What’s a volunteer?
It’s pretty simple, actually.
A volunteer as a person who freely offers their time to benefit others. For Rebekah Mathews, who grew up surrounded by proud dairy producers in Goodhue County, finding a way to give back and build new proud leaders and community members was her goal.
Although Rebekah didn’t grow up in 4-H, she knows many people who did and who still talk about their positive experiences. “I love the mental challenges that the various 4-H opportunities bring,'' she reflected. She wanted to get involved. Rebekah asked the local 4-H program coordinator if there were any volunteer openings, and dairy project bowl felt like a perfect fit. Four years later, Rebekah has proven to be a faithful and committed coach for two Goodhue County 4-H Dairy Project Bowl teams. And she loves the impact she’s making.
“I've returned season after season because I care about the kids and their efforts to improve their knowledge about the dairy industry,” Rebekah explained. “I love meeting newcomers, seeing their success and watching them grow.”

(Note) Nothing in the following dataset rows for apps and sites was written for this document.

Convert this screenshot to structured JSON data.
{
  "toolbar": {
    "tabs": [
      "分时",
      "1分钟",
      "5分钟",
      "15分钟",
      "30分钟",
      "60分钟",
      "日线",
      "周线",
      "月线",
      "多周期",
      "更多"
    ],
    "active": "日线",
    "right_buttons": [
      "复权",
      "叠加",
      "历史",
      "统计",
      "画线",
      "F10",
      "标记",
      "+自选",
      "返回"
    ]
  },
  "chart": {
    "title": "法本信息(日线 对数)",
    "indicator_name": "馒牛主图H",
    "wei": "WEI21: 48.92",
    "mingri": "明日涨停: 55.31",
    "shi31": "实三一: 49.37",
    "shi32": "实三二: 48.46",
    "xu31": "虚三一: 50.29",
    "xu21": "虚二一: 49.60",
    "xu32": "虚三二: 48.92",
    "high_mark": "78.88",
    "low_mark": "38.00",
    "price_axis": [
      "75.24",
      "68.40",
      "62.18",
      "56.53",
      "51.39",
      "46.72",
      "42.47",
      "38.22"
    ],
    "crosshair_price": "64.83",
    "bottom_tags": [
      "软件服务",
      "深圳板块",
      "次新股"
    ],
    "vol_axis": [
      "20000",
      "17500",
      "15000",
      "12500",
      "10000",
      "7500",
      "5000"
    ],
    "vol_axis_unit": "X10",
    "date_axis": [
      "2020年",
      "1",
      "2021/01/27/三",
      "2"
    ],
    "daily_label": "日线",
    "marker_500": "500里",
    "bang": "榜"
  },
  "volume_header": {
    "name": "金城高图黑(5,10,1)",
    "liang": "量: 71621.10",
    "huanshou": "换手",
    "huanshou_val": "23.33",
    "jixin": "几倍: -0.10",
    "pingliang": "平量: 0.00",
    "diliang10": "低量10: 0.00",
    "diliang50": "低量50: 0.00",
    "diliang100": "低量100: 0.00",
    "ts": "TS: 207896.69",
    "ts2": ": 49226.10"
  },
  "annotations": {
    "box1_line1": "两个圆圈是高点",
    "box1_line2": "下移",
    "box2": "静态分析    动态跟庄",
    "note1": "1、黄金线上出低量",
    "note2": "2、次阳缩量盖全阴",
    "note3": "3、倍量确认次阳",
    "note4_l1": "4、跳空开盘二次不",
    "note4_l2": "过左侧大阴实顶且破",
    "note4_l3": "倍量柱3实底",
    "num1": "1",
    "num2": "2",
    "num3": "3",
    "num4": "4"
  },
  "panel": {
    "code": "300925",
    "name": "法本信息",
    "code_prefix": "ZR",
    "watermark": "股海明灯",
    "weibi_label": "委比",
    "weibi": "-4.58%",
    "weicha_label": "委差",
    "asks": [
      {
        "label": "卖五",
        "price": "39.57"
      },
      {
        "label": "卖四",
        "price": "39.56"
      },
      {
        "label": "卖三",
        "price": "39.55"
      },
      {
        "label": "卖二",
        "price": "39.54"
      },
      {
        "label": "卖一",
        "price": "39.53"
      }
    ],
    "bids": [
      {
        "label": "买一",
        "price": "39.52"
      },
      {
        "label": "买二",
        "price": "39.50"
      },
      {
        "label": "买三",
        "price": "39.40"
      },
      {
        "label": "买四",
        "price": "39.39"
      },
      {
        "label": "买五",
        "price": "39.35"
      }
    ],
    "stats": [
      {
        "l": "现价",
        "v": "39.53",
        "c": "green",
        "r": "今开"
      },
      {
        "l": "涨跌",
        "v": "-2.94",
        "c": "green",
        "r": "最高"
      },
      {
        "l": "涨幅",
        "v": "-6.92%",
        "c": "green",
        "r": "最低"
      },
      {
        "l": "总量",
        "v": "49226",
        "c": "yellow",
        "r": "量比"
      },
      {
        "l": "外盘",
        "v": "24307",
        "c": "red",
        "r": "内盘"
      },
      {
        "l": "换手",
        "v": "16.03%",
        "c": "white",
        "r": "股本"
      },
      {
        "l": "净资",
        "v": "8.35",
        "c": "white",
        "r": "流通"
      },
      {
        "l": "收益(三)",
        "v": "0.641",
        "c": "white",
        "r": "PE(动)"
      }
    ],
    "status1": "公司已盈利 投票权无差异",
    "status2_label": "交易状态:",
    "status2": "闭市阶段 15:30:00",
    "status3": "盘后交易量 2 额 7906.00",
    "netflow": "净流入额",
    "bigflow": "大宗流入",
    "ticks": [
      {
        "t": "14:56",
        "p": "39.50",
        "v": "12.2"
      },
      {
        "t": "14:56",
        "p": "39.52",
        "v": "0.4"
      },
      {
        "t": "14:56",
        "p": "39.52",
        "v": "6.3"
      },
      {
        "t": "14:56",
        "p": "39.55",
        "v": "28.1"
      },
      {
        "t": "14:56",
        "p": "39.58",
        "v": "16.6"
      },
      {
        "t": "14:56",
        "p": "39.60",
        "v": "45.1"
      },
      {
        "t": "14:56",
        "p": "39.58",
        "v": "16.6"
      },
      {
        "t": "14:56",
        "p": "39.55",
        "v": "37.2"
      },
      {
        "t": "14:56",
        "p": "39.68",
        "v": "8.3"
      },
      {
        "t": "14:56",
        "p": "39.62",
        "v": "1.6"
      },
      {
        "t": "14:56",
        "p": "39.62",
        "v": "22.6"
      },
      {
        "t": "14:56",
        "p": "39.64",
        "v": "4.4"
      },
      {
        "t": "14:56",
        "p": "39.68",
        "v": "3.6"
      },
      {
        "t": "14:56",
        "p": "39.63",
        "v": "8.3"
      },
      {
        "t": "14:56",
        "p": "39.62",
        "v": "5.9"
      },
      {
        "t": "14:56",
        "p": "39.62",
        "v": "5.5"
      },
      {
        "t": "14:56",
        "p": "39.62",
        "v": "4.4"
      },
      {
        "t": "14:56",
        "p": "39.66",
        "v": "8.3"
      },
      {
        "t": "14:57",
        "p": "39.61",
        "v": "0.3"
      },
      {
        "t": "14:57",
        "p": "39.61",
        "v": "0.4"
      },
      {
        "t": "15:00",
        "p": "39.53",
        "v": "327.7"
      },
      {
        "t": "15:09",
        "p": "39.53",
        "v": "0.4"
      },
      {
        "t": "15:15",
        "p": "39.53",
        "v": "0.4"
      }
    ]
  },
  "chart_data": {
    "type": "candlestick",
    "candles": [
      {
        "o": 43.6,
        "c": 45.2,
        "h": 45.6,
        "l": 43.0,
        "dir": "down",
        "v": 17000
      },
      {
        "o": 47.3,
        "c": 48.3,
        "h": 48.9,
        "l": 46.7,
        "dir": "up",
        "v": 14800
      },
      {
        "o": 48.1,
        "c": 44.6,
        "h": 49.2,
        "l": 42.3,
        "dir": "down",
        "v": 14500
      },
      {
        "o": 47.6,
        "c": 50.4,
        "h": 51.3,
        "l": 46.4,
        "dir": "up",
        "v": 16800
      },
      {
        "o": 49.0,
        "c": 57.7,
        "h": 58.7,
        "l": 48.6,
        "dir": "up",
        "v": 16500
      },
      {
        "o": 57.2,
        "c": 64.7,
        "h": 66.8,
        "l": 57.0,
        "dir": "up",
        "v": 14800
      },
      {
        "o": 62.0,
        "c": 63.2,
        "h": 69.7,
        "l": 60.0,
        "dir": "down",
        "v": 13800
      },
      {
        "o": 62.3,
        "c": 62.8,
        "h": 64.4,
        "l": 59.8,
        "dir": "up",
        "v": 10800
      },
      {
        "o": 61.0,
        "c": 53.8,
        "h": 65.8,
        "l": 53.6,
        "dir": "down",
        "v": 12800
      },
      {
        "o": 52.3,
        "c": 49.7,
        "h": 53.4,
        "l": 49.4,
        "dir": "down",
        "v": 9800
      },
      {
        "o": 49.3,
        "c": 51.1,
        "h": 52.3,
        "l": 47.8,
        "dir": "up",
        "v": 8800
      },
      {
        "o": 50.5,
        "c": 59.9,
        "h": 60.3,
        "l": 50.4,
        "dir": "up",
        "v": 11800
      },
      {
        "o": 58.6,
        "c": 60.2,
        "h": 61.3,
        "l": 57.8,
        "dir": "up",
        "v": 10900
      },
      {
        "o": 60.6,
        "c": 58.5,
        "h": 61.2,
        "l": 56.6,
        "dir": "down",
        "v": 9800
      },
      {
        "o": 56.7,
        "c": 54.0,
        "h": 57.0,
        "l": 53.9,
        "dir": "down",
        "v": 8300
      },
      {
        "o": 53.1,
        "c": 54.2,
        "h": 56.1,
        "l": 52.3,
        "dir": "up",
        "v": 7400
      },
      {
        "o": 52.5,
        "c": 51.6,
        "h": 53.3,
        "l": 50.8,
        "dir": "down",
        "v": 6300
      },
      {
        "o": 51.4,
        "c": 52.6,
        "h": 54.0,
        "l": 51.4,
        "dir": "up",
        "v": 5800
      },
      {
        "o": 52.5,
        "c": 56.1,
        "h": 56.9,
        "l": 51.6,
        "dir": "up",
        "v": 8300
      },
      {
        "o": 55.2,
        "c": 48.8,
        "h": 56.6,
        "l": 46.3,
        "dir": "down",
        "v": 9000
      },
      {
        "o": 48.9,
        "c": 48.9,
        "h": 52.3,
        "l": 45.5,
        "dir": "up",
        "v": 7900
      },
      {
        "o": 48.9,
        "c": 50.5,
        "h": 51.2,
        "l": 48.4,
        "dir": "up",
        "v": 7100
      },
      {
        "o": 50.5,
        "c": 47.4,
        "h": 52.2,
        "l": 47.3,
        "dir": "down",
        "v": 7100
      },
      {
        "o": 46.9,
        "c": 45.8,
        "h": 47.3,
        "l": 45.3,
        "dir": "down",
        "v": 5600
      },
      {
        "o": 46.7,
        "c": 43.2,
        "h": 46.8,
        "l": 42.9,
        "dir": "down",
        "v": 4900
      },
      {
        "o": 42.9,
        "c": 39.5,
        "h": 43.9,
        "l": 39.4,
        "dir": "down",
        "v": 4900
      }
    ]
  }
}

Team members partner with Rebekah to do a variety of learning activities that challenge their proficiency in dairy science topics. She even helps them to teach each other. “Watching their public speaking and critical thinking skills develop is a source of pride for me,” commented Rebekah. “A lot of what we do is teaching kids how to learn – no matter the subject matter. Hopefully they carry those skills into the future.”
Being a 4-H volunteer is deeply in line with Rebekah’s values. “The best thing about life is our interactions with each other. My positive role models in the past shaped who I am today. If I can have the smallest impact on today’s youth, I hope that impact will help create a better society.”
Rebekah is glad to share her enthusiasm for volunteering with others. She can see the value of it for her community and for her own wellbeing too. “Doing the same thing day after day creates a dull and closed mind. By trying new things and new opportunities, our mental health is invigorated.” And Rebekah’s not alone. Eighty-one percent of 4-H volunteers believe their work helps improve the health of their communities. “What better way to be challenged and learn than with the bright young minds in 4-H!”
We couldn’t agree more, Rebekah. Thanks for being part of growing healthy and engaged communities through Extension 4-H.
By Bailey Ruen
University of Minnesota student
Fillmore County 4-H member